This Article was originally published in The Global Analyst
A $1 invested in Netflix in 2012 will be worth $28 now implying an annualized performance of 70%. Though not as impressive as Netflix, other FAANG stocks like Facebook, Amazon, Apple and Google have provided returns that beat the broader S&P 500.
What has gone up in the past will go up in the future and vice-versa. In simple form, this is what momentum is all about. However, a true technical definition found in a research paper authored by the famous Clifford Assness and his colleagues defines it as “the phenomenon that securities which have performed well relative to peers (winners) on average continue to outperform, and securities that have performed relatively poorly (losers) tend to continue to underperform”.
As we can see, it is the anti-thesis of efficient market hypothesis as it is predicated on irrational market behavior. While it may not confirm to standard finance theories, momentum concept has worked in the past especially for traders or investors with a short time span. However, we should not confuse it with trend following as taught in technical analysis course. While trend following looks at absolute price changes, momentum is a relative concept i.e., it looks at increases or decreases of a particular stock in relation to its peer group. This is where the story gets interesting. If you think about it, buying stocks consistently that has gone up relative to its peers and selling stocks that has gone down consistently relative to peers is akin to keeping your winners and shunning your losers. While many investors and fund managers may not call their strategy as momentum, they are exactly doing that to reap benefits. Momentum strategy is as much behavioral as it is technical as only that can explain the “herd mentality” of investors.
The key questions to ask are:
What tools to use to apply momentum? Or How to use one?
In what context can it work?
How to lace a portfolio strategy around it?
Of course, momentum is chart gazing and does not involve fundamental analysis. Some argue that it can at best be a screener and should be reinforced with fundamental research. That would be taking away the concept, though I see no reason why one should not do it. There are several tools available like MACD, RSI, Stochastic Oscillator, Candlesticks, etc (Did I say it is not technical analysis?). These tools will enable one to calculate the speed of change and act accordingly. Investors can define times to apply momentum factor. For eg., it can be defined as a day wherein one will buy stocks that has gone up during the day and sell stocks that has gone down, etc. The time frame can also be say past 1 year in which case the game changes from trading to investing.

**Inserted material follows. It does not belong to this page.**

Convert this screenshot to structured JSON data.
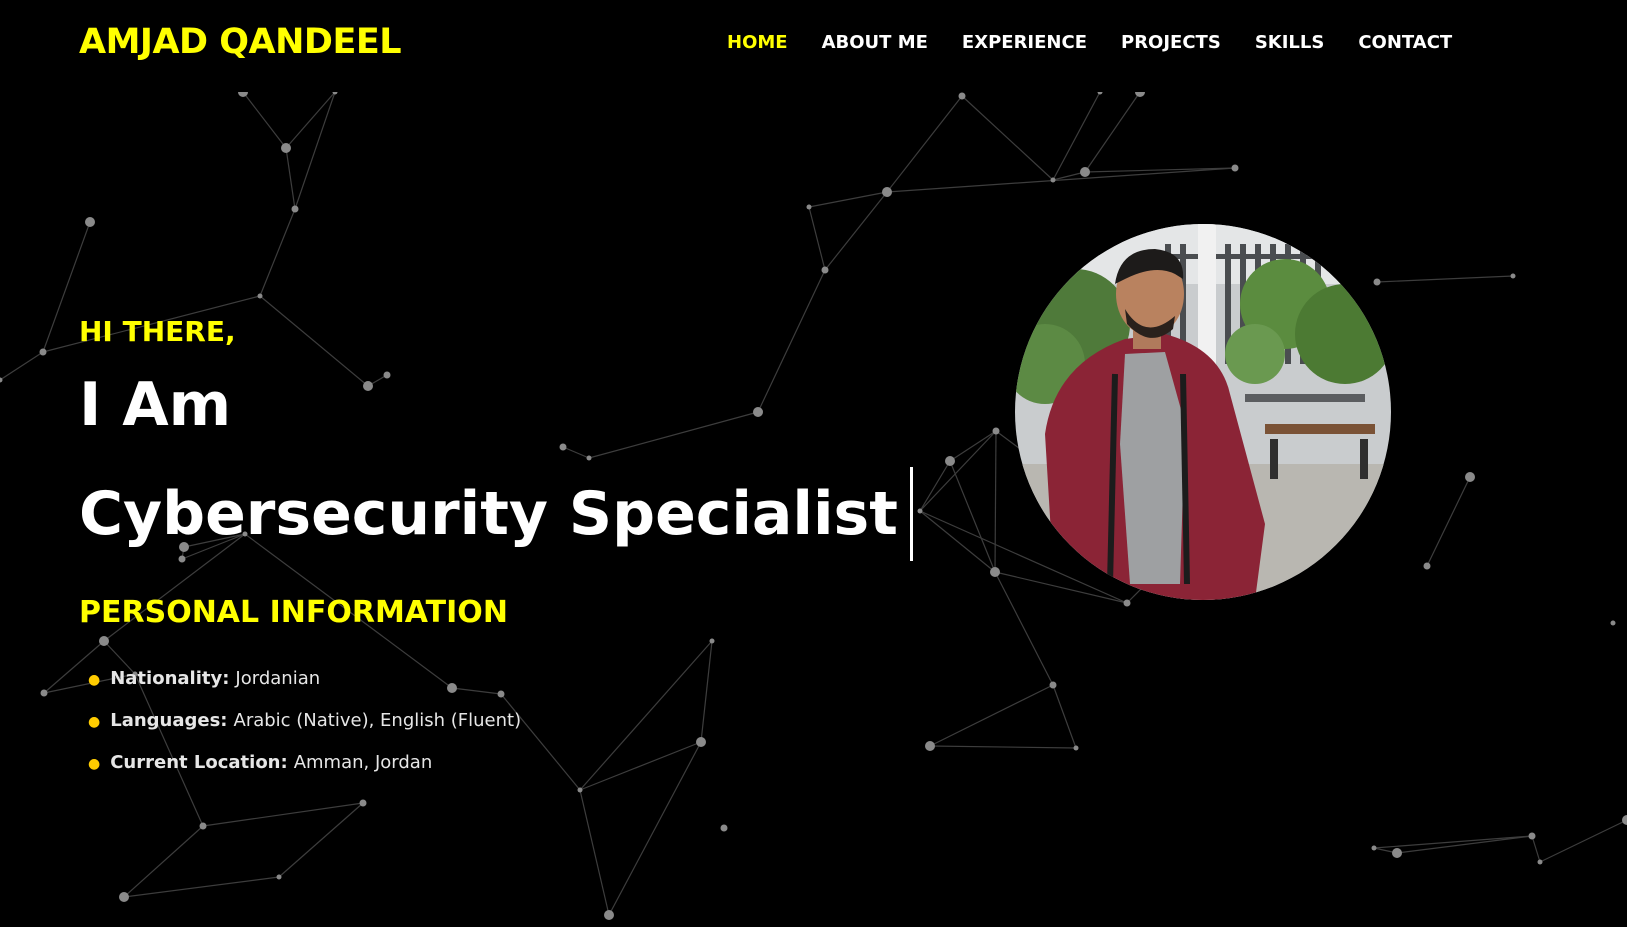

However, in order to buy with conviction stocks that have gone up recently one should also bet on low volatility. Because high volatility will cause frequent contra trades thereby increasing trading costs reducing strategy returns. Essentially, momentum works very well when volatility is either low or when periods of high volatility tends to be clustered together. If one observes carefully VIX, a great volatility indicator, it does go through long periods of low volatility providing immense opportunity for momentum investors. Since the pretext of momentum investing is based on irrationality, market inefficiency also acts as a good context. Most of the emerging markets qualify as inefficient markets, meaning where prices are not fully reflecting all the news and information about the stock. In the Indian context, the markets have exhibited several highs during the last 10 years as seen from the table. However, what is interesting to note is that they tend to cluster around and this is what provides the needed opening for momentum investors.
While momentum has proven to be a useful strategy, given its chart-based nature, there is a tendency to look down on this as a not so solid strategy that survives finance theory like factor based investing. In a recent research published by Research Affiliates, it was stated that “No U.S.-benchmarked mutual fund with “momentum” in its name has cumulatively outperformed its benchmark since inception, net of fees and expenses”, though it must be said that it was based on a relatively small set of samples.
From a portfolio strategy point of view, the following options emerge:
Create your own momentum portfolio by following the tools like RSI with a defined period (say 3 months or 1 year). This is a hands-on approach and may involve significant time and energy.
Invest in mutual funds or ETF’s that envelop momentum as a strategy. For e.g., one can focus on no load mutual funds with the best performance over the trailing 12 months.
An integrated portfolio approach where share of momentum based strategies will be in relation to levels of volatility. When volatility spikes, allocate less to momentum and vice versa.
When I googled for “famous momentum investors”, I could not get a neat list before me. This shows that the strategy still is not mainstream and clear-cut like say value or growth. It is worth noting that Newton, perhaps the smartest person to walk this planet, lost a fortune in the South Sea Bubble in the 1700s. His famous quote was that he, “could calculate the motions of the heavenly bodies, but not the madness of the people” (Larry Swedroe). Happy Investing!